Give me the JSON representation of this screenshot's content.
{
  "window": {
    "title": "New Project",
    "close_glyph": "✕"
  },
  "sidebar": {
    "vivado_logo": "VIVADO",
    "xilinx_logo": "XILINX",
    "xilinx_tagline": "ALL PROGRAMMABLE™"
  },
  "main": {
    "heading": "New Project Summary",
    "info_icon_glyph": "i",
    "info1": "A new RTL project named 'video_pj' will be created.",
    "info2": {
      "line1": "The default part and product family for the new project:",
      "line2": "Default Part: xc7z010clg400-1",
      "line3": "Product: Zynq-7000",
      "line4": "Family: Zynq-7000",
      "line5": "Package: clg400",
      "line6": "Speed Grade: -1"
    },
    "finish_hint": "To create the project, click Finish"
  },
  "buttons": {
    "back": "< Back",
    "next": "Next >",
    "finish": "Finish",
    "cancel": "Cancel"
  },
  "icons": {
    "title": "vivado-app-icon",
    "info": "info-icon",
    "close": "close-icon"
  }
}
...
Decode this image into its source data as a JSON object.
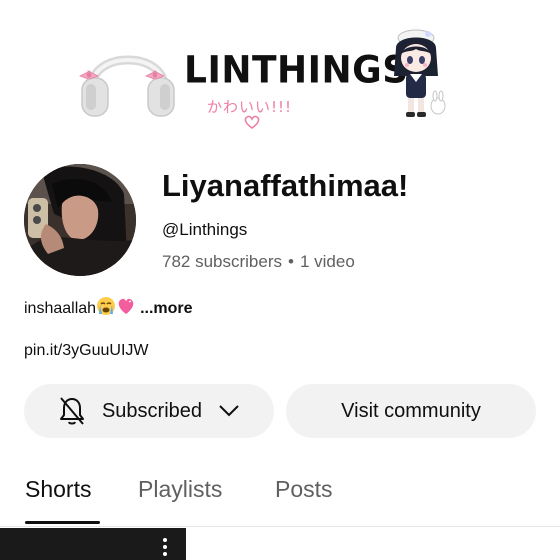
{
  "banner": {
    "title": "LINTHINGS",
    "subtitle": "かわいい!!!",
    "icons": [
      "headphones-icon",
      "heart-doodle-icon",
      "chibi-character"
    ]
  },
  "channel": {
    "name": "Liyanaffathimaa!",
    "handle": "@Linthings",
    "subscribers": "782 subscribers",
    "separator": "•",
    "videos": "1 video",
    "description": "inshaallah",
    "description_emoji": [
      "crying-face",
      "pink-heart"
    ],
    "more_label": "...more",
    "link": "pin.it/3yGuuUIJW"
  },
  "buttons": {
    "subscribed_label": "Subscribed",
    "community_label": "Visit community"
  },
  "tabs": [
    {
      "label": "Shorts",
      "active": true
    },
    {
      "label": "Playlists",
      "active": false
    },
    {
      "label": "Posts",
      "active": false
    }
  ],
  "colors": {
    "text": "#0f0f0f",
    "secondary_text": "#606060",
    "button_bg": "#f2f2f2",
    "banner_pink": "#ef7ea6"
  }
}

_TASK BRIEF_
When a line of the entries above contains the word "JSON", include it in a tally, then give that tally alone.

_RESULT OF THIS EXERCISE_
2